The lt. gov. charged economic development programs had been neglected, and that Virginia had fallen behind neighboring states in the competition for business and tourism. “We’re not competitive with North Carolina, Mississippi” and others, he told the crowd.

He noted there are too many strings and not enough money.

The IDA executive director is particularly pleased with  Bolling’s focus on economic development. “I am glad we have another teammate,” said Sexton, noting this is the first time he could recall a lt. gov. engaged in economic development at this level.

“What you’ve been saying is music to my ears.” William Fitzgerald, chairman Halifax County Board of Supervisors responded, as Bolling proposed administration economic development goals.

Bolling pulled no punches in describing the state’s budget.
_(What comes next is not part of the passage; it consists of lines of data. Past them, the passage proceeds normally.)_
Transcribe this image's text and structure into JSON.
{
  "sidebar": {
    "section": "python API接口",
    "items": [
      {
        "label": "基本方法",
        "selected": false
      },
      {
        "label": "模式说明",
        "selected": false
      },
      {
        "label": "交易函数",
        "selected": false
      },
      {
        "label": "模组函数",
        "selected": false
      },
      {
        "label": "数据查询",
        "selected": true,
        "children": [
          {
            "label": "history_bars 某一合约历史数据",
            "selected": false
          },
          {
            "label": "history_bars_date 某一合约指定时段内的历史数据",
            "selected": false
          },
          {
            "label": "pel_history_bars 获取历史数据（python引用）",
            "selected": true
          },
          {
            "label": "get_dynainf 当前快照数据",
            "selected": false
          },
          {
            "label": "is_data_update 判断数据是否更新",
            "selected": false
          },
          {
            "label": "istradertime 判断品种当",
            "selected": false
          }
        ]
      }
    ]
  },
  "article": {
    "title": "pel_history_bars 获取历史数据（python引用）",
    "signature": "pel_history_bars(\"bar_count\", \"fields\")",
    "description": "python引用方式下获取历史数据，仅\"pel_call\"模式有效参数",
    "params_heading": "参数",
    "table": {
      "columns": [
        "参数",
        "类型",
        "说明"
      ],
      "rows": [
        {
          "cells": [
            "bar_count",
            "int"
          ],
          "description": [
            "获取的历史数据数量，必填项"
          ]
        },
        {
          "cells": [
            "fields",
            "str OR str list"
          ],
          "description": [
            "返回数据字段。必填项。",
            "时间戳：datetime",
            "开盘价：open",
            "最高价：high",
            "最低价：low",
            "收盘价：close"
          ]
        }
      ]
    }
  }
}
This is going to be a tough budget cycle,” emphasized Bolling, noting “a $4 billion hole” in the budget, unemployment hovering a little over 6 percent statewide, with some areas hitting double digits in the tough economic cycle, and the lack of federal stimulus monies available last year. 

Bolling said this is the first time the state has faced two years of negative tax collection in the state, but he also said “we are determined to get the economy going again” with legislative and budget initiatives helping Virginia accomplish that goal.

Dr. Betty Adams, Southern Virginia Higher Education Ccnter executive director, sought a funding formula to help pay the way as the center responds to exploding growth and loss of funding. “We stand to lose one-third staff,” she emphasized, in a center that provides educational programs ranging from GED to a PhD as well as non-credit programs.  “We need operating money to continue,” she continued.

Bolling told the crowd that in his view higher education has taken a disproportionate cut in prior budgets, with tuitions soaring and both institutions and students under stress.

“There are no short-term answers,” he added. But, again when the economy gets under way, he called for a reprioritization of higher education.

Debra Crowder, executive director of the South Central Workforce Investment Board, sought “consolidation of workforce programs” and elimination of duplicate services as well as state focus.